The recent reiteration by the top authorities that they will press ahead with the tightened real estate regulatory policies has disheartened developers who wanted the tight lid on the domestic housing market to be lifted amid signs of an economic slowdown.
Japan announced recently that it has obtained permission from China to buy 65 billion renminbi ($10.3 billion) of Chinese government bonds and will seek to set up an offshore renminbi-trading center in Tokyo, signaling its support for renminbi internationalization.
Whether the slowing of China's economy is permanent or temporary, the Chinese authorities have a great deal of work to do in laying the groundwork for strong economic performance in the medium and long term.
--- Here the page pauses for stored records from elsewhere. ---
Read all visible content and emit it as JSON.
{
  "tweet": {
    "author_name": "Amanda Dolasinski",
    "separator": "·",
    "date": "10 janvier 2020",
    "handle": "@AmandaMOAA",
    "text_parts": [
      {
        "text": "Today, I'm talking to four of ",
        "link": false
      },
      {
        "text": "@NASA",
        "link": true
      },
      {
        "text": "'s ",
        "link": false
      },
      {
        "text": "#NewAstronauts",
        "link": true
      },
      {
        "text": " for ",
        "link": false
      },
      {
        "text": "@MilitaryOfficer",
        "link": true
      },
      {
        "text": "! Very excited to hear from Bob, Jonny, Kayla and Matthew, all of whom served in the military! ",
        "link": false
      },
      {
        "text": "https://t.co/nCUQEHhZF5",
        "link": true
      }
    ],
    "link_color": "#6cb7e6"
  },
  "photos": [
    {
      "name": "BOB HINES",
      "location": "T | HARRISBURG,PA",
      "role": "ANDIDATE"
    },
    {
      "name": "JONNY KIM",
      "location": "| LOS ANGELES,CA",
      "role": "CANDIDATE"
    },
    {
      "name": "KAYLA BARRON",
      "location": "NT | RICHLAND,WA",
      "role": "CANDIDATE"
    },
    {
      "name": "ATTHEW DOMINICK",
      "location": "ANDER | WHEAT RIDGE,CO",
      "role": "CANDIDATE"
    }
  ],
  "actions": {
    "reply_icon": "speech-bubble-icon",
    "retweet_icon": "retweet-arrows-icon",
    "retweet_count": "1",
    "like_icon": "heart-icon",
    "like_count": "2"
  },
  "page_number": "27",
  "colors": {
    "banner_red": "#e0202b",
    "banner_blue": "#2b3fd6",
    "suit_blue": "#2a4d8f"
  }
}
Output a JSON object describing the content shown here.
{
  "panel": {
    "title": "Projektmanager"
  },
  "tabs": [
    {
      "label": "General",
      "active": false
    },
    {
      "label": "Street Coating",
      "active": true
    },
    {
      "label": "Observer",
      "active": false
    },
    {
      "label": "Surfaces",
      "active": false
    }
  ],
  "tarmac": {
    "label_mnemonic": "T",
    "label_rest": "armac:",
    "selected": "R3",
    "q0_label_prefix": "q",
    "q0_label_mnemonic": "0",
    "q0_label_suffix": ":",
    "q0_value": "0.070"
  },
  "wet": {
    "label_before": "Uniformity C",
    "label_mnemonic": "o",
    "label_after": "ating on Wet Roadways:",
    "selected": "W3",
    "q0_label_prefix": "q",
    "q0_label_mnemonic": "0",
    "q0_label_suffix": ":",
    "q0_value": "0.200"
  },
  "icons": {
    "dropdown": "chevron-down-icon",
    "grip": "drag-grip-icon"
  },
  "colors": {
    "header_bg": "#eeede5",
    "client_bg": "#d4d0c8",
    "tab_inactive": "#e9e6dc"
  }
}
Apple is in hot water yet again after 22 Chinese authors accused the US tech-behemoth of selling unlicensed versions of their books via its online store and demanded millions of dollars in compensation.
GaveKal-Dragonomics, an independent research and advisory firm specializing in China's economy, explains China's growth this way: "As it has modernized its economy, China has experienced a virtual 'tsunami' of labor. Much of this has consisted of young Chinese women between 18 and 22, with not much bargaining power. As a result, China, for a long time could run its economy at double digit rates of growth, with little pressure on wage and price inflation or the exchange rate."
With international oil prices already hovering above $100 a barrel and expected to average $130 in 2013, Chinese policymakers should not hesitate to raise domestic fuel prices to both curb excessive use of oil and provide an incentive for greater energy efficiency.
The reasoning of the dispute settlement body in this case severs the connection between the different parts of the WTO rules and derives from the North-South gap in international rule making, as the WTO rules follow the legislative design of the developed countries for trade relations.